class ClassOne(object):

  def __init__(self, x, y):
      self.x, self.y = x, y

class ClassTwo(object):

  def __init__(self, a, b):
      self.a, self.b = a, b

Creating sample objects

We can set up a registry of sample values as follows:

from chide import Collection

samples = Collection({
    ClassOne: {'x': 1, 'y': 2},
    ClassTwo: {'a': 1, 'b': ClassOne},

Now we can quickly make sample objects:

>>> samples.make(ClassOne)
<ClassOne ...>
>>> _.x, _.y
(1, 2)

We can provide our own overrides if we want:

>>> samples.make(ClassOne, y=3)
<ClassOne ...>
>>> _.x, _.y
(1, 3)

We can also create nested trees of objects:

>>> samples.make(ClassTwo)
<ClassTwo ...>
>>> _.b
<ClassOne ...>

These can also be overridden with another sample object:

>>> samples.make(ClassTwo, b=samples.make(ClassOne, x=-1))
<ClassTwo ...>
>>> _.b.x

They can also be directly overridden with an appropriate instance:

>>> samples.make(ClassTwo, b=ClassOne(11, 3))
<ClassTwo ...>
>>> _.b.x, _.b.y
(11, 3)

Sets of unique sample objects

In some circumstances, you may need a set of related objects where the objects have a notion of an identifier, and only one object of each type with a given identifier can exist. Here’s an oversimplified example:

class Person(object):
    def __init__(self, name, address): = name
        self.address = address

class Address(object):
    seen = set()
    def __init__(self, value):
        if value in self.seen:
            raise Exception(value)
        self.value = value

So, given that there can be multiple people but each address can only be instantiated once we want all people used in tests, by default, to be at the same address. We can do this using a Set and an identify function as follows:

from chide import Collection, Set

data = Collection({
    Person: {'name': 'Fred', 'address': Address},
    Address: {'value': 'some place in the clouds'},

def identify(type_, attrs):
    if type_ is Address:
        return attrs['value']

samples = Set(data, identify)

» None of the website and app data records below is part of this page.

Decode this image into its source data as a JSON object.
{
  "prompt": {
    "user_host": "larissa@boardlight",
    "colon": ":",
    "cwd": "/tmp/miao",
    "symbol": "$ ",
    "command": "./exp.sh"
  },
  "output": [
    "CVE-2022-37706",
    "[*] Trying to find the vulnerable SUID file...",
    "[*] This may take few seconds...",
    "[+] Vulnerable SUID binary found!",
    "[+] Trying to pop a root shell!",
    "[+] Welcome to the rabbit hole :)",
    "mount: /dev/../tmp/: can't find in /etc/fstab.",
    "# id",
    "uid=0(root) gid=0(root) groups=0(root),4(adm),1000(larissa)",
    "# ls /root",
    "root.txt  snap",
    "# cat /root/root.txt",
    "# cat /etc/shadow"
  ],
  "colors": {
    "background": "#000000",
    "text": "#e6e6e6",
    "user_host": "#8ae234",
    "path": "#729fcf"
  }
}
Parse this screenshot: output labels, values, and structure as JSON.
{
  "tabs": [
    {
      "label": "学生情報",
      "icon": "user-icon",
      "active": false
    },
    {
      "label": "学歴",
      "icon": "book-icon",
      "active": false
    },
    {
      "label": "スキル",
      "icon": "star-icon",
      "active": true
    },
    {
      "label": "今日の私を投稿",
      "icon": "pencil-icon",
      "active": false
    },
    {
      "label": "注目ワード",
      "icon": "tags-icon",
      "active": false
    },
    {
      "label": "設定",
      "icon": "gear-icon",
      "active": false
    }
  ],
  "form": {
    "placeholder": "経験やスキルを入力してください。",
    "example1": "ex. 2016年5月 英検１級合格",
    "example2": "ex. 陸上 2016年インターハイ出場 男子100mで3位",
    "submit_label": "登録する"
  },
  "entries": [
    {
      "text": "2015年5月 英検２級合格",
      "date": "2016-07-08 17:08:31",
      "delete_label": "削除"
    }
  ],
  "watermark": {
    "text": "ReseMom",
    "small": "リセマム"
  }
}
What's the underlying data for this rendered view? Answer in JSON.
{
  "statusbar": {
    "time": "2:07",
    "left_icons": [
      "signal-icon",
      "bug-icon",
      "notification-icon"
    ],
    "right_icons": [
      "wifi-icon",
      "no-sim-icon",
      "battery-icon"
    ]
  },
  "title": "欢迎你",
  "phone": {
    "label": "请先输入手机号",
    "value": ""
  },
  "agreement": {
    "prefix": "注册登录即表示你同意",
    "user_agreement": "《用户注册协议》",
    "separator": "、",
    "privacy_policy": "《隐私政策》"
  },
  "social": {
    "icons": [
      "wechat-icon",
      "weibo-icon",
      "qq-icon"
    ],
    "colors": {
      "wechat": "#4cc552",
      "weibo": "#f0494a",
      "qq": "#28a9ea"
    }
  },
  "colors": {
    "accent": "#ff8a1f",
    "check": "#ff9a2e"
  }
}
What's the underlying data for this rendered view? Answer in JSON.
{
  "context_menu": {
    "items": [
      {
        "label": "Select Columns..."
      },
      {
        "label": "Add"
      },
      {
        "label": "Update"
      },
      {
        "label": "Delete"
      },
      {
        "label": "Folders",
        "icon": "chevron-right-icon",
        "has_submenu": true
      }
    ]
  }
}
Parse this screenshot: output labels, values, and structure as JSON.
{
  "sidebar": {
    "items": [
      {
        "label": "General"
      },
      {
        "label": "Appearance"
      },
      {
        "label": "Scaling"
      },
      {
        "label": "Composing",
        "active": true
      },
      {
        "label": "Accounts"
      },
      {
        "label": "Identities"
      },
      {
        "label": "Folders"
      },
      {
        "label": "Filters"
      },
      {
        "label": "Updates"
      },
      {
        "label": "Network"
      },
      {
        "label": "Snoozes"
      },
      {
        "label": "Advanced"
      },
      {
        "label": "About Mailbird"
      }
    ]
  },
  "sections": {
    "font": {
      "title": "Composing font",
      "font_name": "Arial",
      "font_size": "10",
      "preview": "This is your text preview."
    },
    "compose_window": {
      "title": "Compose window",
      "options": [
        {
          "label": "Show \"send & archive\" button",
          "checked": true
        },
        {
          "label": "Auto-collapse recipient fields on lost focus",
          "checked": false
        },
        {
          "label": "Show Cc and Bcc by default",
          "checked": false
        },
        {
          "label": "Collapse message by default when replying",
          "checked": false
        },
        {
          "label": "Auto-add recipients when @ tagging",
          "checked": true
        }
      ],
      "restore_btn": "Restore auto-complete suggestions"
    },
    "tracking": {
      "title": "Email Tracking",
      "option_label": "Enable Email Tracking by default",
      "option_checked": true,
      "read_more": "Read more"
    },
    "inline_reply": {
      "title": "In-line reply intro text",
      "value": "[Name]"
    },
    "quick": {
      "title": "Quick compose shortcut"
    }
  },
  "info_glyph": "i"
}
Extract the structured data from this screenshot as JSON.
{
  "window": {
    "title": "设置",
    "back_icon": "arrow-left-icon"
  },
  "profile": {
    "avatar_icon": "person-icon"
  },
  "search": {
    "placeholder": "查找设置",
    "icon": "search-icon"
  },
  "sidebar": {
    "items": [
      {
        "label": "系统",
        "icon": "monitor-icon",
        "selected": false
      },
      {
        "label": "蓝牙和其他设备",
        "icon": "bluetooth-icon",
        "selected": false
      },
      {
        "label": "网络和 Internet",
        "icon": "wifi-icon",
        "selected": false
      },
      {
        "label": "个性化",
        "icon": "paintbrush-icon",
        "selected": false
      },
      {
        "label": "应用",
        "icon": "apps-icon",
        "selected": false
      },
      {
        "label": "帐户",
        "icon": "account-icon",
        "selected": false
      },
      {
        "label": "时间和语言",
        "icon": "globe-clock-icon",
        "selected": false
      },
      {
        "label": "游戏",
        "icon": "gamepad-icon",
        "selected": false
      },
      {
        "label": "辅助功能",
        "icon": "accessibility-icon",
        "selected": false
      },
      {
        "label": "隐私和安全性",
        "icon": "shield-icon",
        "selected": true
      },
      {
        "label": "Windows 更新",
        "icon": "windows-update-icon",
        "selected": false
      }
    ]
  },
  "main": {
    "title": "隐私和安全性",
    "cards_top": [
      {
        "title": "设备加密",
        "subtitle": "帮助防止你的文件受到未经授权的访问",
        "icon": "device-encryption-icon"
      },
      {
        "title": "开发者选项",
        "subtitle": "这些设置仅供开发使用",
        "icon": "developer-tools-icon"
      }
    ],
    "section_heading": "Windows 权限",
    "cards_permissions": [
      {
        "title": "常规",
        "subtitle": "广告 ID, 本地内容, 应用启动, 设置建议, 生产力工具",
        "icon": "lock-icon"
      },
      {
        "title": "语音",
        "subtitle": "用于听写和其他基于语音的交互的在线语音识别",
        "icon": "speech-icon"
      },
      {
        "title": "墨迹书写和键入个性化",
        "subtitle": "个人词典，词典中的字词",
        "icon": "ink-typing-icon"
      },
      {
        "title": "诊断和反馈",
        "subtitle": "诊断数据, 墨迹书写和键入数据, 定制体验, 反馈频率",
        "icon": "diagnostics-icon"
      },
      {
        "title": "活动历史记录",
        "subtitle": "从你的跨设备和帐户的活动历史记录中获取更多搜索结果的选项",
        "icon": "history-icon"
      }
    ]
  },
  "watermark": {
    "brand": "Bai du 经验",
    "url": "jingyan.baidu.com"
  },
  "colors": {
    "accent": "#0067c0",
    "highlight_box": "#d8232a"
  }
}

Now, we can create multiple sample people without having to specify their address:

>>> person1 = samples.get(Person, name='Chris')
>>> person2 = samples.get(Person, name='Kirsty')

They both just end up at the same address:

>>> person1.address.value
'some place in the clouds'
>>> person2.address.value
'some place in the clouds'
>>> person1.address is person2.address

We can still create people with different addresses:

>>> person3 = samples.get(Person, name='Fred', address=Address('elsewhere'))
>>> person3.address.value

The Set can also be used to make sure that only one of each address is used:

>>> person4 = samples.get(Person, name='Bob', address=samples.get(Address, value='here'))
>>> person5 = samples.get(Person, name='Joe', address=samples.get(Address, value='here'))

This way, we don’t have to manually ensure that only one address for here exists.

You’ll notice that we can still get multiple people with the same name from the Set:

>>> person6 = samples.get(Person, name='Chris')
>>> person1 is person6

This because the identify() function above returns None for all types other than Address. Returning None from identify() is the way to indicate that a new object should be returned, regardless of the attributes it has.

Creating attributes for objects

Given this collection:

from chide import Collection

samples = Collection({
    ClassOne: {'x': 1, 'y': 2},
    ClassTwo: {'a': 1, 'b': ClassOne},

We can also create attributes to make a sample object:

>>> attrs = samples.attributes(ClassOne)
>>> attrs['x']
>>> attrs['y']
>>> attrs = samples.attributes(ClassTwo)
>>> attrs['a']
>>> attrs['b']
<ClassOne object at ...>